Segment Start: Record extracts
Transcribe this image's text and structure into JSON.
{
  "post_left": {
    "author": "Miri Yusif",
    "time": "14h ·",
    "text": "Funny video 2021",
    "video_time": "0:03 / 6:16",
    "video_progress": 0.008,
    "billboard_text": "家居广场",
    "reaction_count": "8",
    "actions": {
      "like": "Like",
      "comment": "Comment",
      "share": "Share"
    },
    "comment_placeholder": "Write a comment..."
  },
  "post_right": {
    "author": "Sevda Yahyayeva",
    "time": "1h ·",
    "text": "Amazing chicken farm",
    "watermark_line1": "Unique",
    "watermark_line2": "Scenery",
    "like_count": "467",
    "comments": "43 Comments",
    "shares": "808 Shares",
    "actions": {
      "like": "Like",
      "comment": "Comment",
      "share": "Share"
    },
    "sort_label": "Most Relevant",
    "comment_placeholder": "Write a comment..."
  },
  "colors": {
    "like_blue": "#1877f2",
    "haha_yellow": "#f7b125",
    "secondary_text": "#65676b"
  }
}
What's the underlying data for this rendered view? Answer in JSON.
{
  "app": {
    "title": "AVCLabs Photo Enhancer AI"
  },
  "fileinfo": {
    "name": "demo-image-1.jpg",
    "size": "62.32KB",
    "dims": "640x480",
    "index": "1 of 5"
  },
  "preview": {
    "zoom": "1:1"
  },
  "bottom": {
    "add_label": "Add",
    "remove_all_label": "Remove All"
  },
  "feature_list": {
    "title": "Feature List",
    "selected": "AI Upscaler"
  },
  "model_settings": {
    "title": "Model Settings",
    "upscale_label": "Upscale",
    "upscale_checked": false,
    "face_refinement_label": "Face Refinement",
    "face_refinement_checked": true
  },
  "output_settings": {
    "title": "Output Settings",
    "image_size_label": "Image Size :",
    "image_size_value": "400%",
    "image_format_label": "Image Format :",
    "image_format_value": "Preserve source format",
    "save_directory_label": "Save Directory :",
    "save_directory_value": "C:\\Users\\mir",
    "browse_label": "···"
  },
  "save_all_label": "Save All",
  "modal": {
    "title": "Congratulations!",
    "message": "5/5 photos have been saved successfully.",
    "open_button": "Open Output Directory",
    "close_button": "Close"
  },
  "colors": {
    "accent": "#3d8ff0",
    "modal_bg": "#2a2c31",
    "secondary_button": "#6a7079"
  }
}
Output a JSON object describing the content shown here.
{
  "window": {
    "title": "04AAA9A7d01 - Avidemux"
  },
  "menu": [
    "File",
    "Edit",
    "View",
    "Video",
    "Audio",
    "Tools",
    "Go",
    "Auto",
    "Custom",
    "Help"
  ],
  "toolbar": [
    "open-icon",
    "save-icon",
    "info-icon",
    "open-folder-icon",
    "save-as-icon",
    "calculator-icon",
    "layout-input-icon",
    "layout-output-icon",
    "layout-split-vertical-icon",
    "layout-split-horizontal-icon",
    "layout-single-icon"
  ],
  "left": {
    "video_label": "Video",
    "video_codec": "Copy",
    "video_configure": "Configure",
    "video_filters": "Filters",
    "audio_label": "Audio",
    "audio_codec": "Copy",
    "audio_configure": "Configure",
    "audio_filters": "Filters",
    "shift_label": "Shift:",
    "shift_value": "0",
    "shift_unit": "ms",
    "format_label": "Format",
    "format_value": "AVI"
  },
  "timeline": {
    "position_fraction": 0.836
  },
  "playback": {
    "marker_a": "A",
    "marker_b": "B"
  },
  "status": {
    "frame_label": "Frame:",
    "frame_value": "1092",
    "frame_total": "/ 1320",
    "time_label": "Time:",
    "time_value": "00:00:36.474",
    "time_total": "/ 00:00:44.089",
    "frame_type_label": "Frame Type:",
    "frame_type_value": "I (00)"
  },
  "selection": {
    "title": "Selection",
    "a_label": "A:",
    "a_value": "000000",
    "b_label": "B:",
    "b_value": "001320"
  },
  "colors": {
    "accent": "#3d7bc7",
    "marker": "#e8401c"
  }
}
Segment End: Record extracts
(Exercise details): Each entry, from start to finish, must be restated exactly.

(Solution below):
Transcribe this image's text and structure into JSON.
{
  "post_left": {
    "author": "Miri Yusif",
    "time": "14h ·",
    "text": "Funny video 2021",
    "video_time": "0:03 / 6:16",
    "video_progress": 0.008,
    "billboard_text": "家居广场",
    "reaction_count": "8",
    "actions": {
      "like": "Like",
      "comment": "Comment",
      "share": "Share"
    },
    "comment_placeholder": "Write a comment..."
  },
  "post_right": {
    "author": "Sevda Yahyayeva",
    "time": "1h ·",
    "text": "Amazing chicken farm",
    "watermark_line1": "Unique",
    "watermark_line2": "Scenery",
    "like_count": "467",
    "comments": "43 Comments",
    "shares": "808 Shares",
    "actions": {
      "like": "Like",
      "comment": "Comment",
      "share": "Share"
    },
    "sort_label": "Most Relevant",
    "comment_placeholder": "Write a comment..."
  },
  "colors": {
    "like_blue": "#1877f2",
    "haha_yellow": "#f7b125",
    "secondary_text": "#65676b"
  }
}
What's the underlying data for this rendered view? Answer in JSON.
{
  "app": {
    "title": "AVCLabs Photo Enhancer AI"
  },
  "fileinfo": {
    "name": "demo-image-1.jpg",
    "size": "62.32KB",
    "dims": "640x480",
    "index": "1 of 5"
  },
  "preview": {
    "zoom": "1:1"
  },
  "bottom": {
    "add_label": "Add",
    "remove_all_label": "Remove All"
  },
  "feature_list": {
    "title": "Feature List",
    "selected": "AI Upscaler"
  },
  "model_settings": {
    "title": "Model Settings",
    "upscale_label": "Upscale",
    "upscale_checked": false,
    "face_refinement_label": "Face Refinement",
    "face_refinement_checked": true
  },
  "output_settings": {
    "title": "Output Settings",
    "image_size_label": "Image Size :",
    "image_size_value": "400%",
    "image_format_label": "Image Format :",
    "image_format_value": "Preserve source format",
    "save_directory_label": "Save Directory :",
    "save_directory_value": "C:\\Users\\mir",
    "browse_label": "···"
  },
  "save_all_label": "Save All",
  "modal": {
    "title": "Congratulations!",
    "message": "5/5 photos have been saved successfully.",
    "open_button": "Open Output Directory",
    "close_button": "Close"
  },
  "colors": {
    "accent": "#3d8ff0",
    "modal_bg": "#2a2c31",
    "secondary_button": "#6a7079"
  }
}
Output a JSON object describing the content shown here.
{
  "window": {
    "title": "04AAA9A7d01 - Avidemux"
  },
  "menu": [
    "File",
    "Edit",
    "View",
    "Video",
    "Audio",
    "Tools",
    "Go",
    "Auto",
    "Custom",
    "Help"
  ],
  "toolbar": [
    "open-icon",
    "save-icon",
    "info-icon",
    "open-folder-icon",
    "save-as-icon",
    "calculator-icon",
    "layout-input-icon",
    "layout-output-icon",
    "layout-split-vertical-icon",
    "layout-split-horizontal-icon",
    "layout-single-icon"
  ],
  "left": {
    "video_label": "Video",
    "video_codec": "Copy",
    "video_configure": "Configure",
    "video_filters": "Filters",
    "audio_label": "Audio",
    "audio_codec": "Copy",
    "audio_configure": "Configure",
    "audio_filters": "Filters",
    "shift_label": "Shift:",
    "shift_value": "0",
    "shift_unit": "ms",
    "format_label": "Format",
    "format_value": "AVI"
  },
  "timeline": {
    "position_fraction": 0.836
  },
  "playback": {
    "marker_a": "A",
    "marker_b": "B"
  },
  "status": {
    "frame_label": "Frame:",
    "frame_value": "1092",
    "frame_total": "/ 1320",
    "time_label": "Time:",
    "time_value": "00:00:36.474",
    "time_total": "/ 00:00:44.089",
    "frame_type_label": "Frame Type:",
    "frame_type_value": "I (00)"
  },
  "selection": {
    "title": "Selection",
    "a_label": "A:",
    "a_value": "000000",
    "b_label": "B:",
    "b_value": "001320"
  },
  "colors": {
    "accent": "#3d7bc7",
    "marker": "#e8401c"
  }
}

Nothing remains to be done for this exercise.